● Instructions for the task: Output the data verbatim, minus the images.

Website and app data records
☆ ☆ ☆ ☆
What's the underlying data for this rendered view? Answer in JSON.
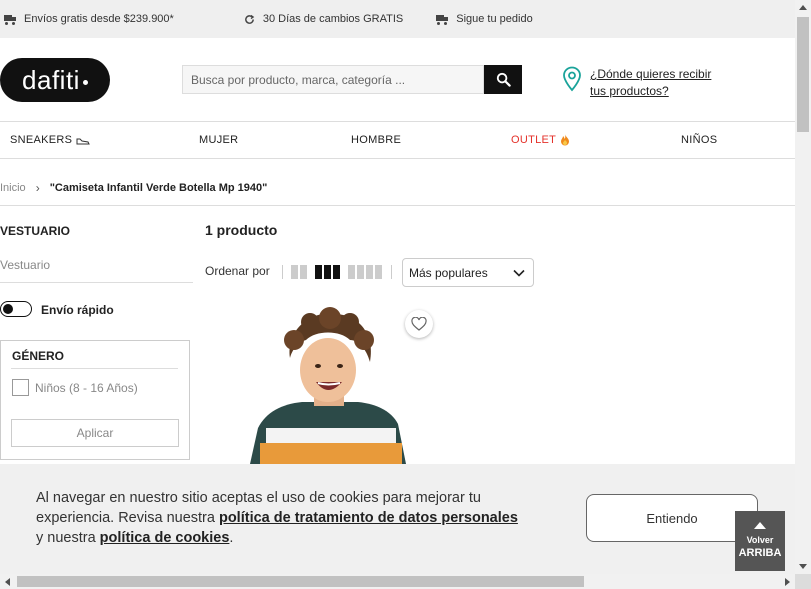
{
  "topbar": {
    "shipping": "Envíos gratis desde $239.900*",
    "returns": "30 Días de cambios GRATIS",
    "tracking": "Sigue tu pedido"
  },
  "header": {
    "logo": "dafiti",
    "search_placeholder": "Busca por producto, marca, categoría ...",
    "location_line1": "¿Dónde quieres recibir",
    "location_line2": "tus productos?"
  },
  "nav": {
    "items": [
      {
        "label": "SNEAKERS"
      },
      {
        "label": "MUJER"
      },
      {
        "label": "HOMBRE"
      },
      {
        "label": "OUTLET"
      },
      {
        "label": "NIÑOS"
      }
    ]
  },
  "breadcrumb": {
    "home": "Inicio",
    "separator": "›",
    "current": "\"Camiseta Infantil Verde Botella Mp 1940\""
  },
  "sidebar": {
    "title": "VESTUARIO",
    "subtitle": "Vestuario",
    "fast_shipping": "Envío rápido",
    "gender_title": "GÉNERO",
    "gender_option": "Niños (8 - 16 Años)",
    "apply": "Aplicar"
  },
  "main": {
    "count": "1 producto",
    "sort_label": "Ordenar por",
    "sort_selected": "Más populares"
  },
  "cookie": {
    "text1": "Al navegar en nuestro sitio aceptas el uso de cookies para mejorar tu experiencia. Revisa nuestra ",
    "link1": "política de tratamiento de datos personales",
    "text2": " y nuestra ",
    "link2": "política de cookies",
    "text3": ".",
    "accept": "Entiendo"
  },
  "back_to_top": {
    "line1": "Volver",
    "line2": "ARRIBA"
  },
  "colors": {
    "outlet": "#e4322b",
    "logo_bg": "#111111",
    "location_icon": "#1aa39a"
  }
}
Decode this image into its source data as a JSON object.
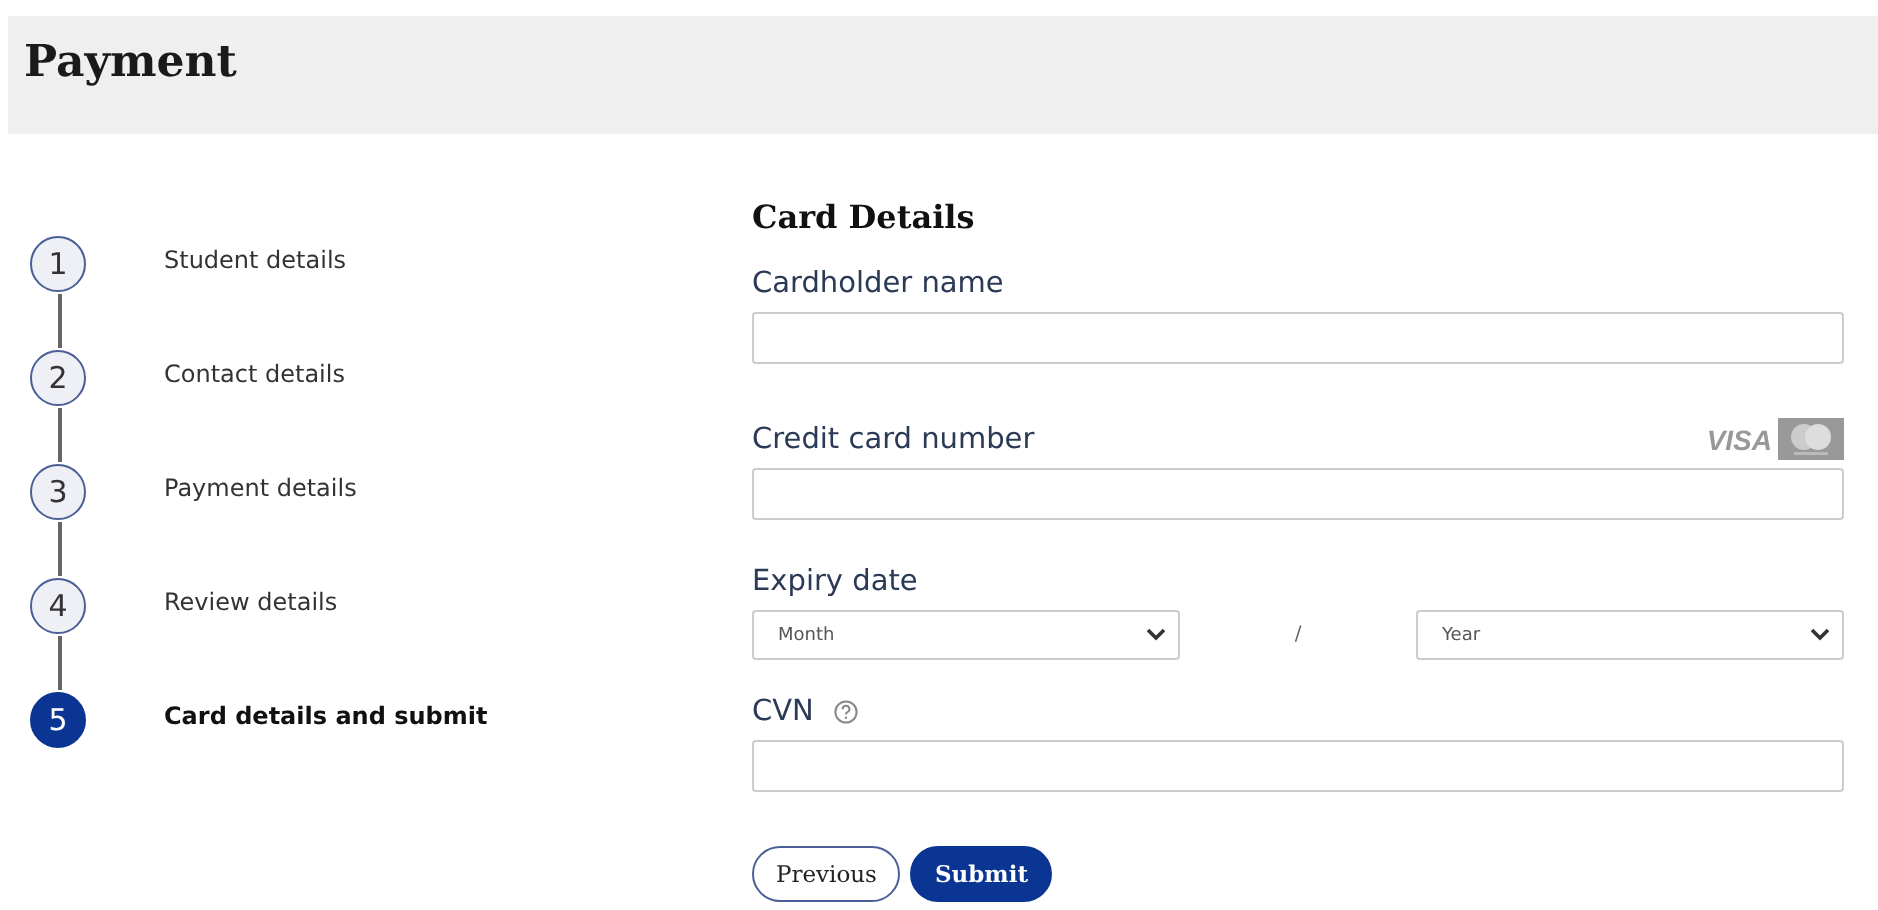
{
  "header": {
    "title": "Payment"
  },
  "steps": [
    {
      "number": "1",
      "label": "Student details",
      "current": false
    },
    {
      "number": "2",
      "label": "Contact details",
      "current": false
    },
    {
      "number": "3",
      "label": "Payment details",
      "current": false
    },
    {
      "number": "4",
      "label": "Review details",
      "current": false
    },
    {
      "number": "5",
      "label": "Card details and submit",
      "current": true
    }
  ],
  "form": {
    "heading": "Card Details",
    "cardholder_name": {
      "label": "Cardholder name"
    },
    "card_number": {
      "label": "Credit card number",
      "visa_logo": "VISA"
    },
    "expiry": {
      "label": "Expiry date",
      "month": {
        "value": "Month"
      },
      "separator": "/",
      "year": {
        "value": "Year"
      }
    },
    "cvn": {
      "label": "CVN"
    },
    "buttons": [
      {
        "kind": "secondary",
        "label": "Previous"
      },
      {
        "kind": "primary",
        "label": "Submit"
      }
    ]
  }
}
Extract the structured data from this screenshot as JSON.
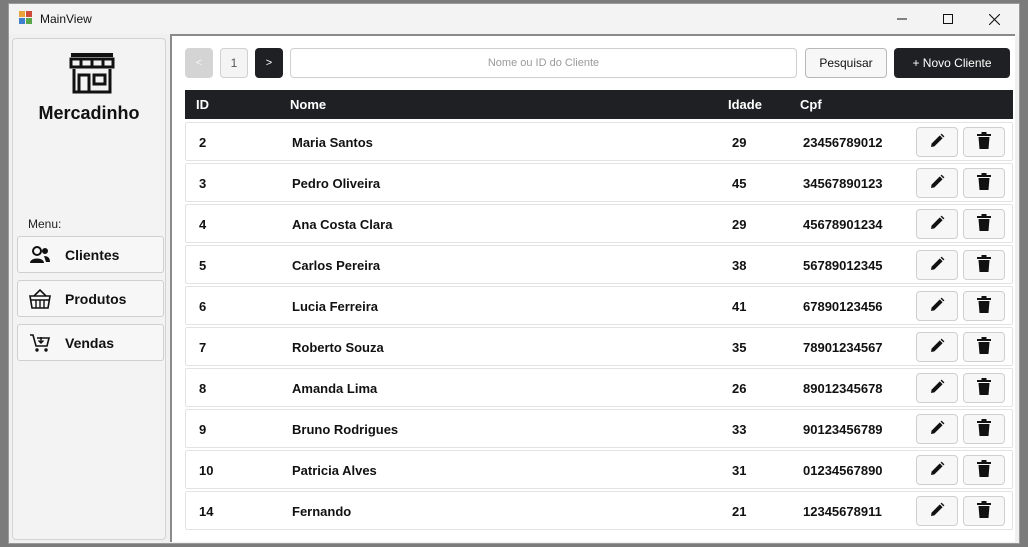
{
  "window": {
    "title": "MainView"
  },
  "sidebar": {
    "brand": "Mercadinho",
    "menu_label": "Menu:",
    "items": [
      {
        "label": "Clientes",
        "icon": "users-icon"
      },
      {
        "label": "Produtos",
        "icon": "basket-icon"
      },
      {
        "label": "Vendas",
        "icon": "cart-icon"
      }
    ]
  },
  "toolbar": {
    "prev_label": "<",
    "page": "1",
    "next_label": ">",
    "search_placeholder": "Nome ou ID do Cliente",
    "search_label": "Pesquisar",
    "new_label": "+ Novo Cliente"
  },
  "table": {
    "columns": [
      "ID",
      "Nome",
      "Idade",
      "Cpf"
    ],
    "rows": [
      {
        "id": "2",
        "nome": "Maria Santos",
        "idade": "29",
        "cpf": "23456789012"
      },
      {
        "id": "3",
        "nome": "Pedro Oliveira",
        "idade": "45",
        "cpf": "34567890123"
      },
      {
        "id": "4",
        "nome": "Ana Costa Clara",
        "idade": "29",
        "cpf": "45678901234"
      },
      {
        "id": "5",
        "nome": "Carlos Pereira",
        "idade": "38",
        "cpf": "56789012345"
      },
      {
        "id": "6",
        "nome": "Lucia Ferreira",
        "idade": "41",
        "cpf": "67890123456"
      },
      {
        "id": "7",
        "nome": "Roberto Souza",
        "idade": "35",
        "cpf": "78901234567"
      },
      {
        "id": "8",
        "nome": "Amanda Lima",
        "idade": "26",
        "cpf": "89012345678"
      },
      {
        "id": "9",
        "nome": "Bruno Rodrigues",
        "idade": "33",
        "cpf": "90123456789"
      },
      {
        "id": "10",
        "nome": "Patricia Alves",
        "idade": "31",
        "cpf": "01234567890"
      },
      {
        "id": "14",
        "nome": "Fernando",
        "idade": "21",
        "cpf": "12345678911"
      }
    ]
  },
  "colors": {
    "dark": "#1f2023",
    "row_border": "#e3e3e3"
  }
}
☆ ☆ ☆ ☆
● Task answer:
What's the underlying data for this rendered view? Answer in JSON.
{
  "topbar": {
    "shipping": "Envíos gratis desde $239.900*",
    "returns": "30 Días de cambios GRATIS",
    "tracking": "Sigue tu pedido"
  },
  "header": {
    "logo": "dafiti",
    "search_placeholder": "Busca por producto, marca, categoría ...",
    "location_line1": "¿Dónde quieres recibir",
    "location_line2": "tus productos?"
  },
  "nav": {
    "items": [
      {
        "label": "SNEAKERS"
      },
      {
        "label": "MUJER"
      },
      {
        "label": "HOMBRE"
      },
      {
        "label": "OUTLET"
      },
      {
        "label": "NIÑOS"
      }
    ]
  },
  "breadcrumb": {
    "home": "Inicio",
    "separator": "›",
    "current": "\"Camiseta Infantil Verde Botella Mp 1940\""
  },
  "sidebar": {
    "title": "VESTUARIO",
    "subtitle": "Vestuario",
    "fast_shipping": "Envío rápido",
    "gender_title": "GÉNERO",
    "gender_option": "Niños (8 - 16 Años)",
    "apply": "Aplicar"
  },
  "main": {
    "count": "1 producto",
    "sort_label": "Ordenar por",
    "sort_selected": "Más populares"
  },
  "cookie": {
    "text1": "Al navegar en nuestro sitio aceptas el uso de cookies para mejorar tu experiencia. Revisa nuestra ",
    "link1": "política de tratamiento de datos personales",
    "text2": " y nuestra ",
    "link2": "política de cookies",
    "text3": ".",
    "accept": "Entiendo"
  },
  "back_to_top": {
    "line1": "Volver",
    "line2": "ARRIBA"
  },
  "colors": {
    "outlet": "#e4322b",
    "logo_bg": "#111111",
    "location_icon": "#1aa39a"
  }
}
Decode this image into its source data as a JSON object.
{
  "header": {
    "title": "Payment"
  },
  "steps": [
    {
      "number": "1",
      "label": "Student details",
      "current": false
    },
    {
      "number": "2",
      "label": "Contact details",
      "current": false
    },
    {
      "number": "3",
      "label": "Payment details",
      "current": false
    },
    {
      "number": "4",
      "label": "Review details",
      "current": false
    },
    {
      "number": "5",
      "label": "Card details and submit",
      "current": true
    }
  ],
  "form": {
    "heading": "Card Details",
    "cardholder_name": {
      "label": "Cardholder name"
    },
    "card_number": {
      "label": "Credit card number",
      "visa_logo": "VISA"
    },
    "expiry": {
      "label": "Expiry date",
      "month": {
        "value": "Month"
      },
      "separator": "/",
      "year": {
        "value": "Year"
      }
    },
    "cvn": {
      "label": "CVN"
    },
    "buttons": [
      {
        "kind": "secondary",
        "label": "Previous"
      },
      {
        "kind": "primary",
        "label": "Submit"
      }
    ]
  }
}
Extract the structured data from this screenshot as JSON.
{
  "window": {
    "title": "MainView"
  },
  "sidebar": {
    "brand": "Mercadinho",
    "menu_label": "Menu:",
    "items": [
      {
        "label": "Clientes",
        "icon": "users-icon"
      },
      {
        "label": "Produtos",
        "icon": "basket-icon"
      },
      {
        "label": "Vendas",
        "icon": "cart-icon"
      }
    ]
  },
  "toolbar": {
    "prev_label": "<",
    "page": "1",
    "next_label": ">",
    "search_placeholder": "Nome ou ID do Cliente",
    "search_label": "Pesquisar",
    "new_label": "+ Novo Cliente"
  },
  "table": {
    "columns": [
      "ID",
      "Nome",
      "Idade",
      "Cpf"
    ],
    "rows": [
      {
        "id": "2",
        "nome": "Maria Santos",
        "idade": "29",
        "cpf": "23456789012"
      },
      {
        "id": "3",
        "nome": "Pedro Oliveira",
        "idade": "45",
        "cpf": "34567890123"
      },
      {
        "id": "4",
        "nome": "Ana Costa Clara",
        "idade": "29",
        "cpf": "45678901234"
      },
      {
        "id": "5",
        "nome": "Carlos Pereira",
        "idade": "38",
        "cpf": "56789012345"
      },
      {
        "id": "6",
        "nome": "Lucia Ferreira",
        "idade": "41",
        "cpf": "67890123456"
      },
      {
        "id": "7",
        "nome": "Roberto Souza",
        "idade": "35",
        "cpf": "78901234567"
      },
      {
        "id": "8",
        "nome": "Amanda Lima",
        "idade": "26",
        "cpf": "89012345678"
      },
      {
        "id": "9",
        "nome": "Bruno Rodrigues",
        "idade": "33",
        "cpf": "90123456789"
      },
      {
        "id": "10",
        "nome": "Patricia Alves",
        "idade": "31",
        "cpf": "01234567890"
      },
      {
        "id": "14",
        "nome": "Fernando",
        "idade": "21",
        "cpf": "12345678911"
      }
    ]
  },
  "colors": {
    "dark": "#1f2023",
    "row_border": "#e3e3e3"
  }
}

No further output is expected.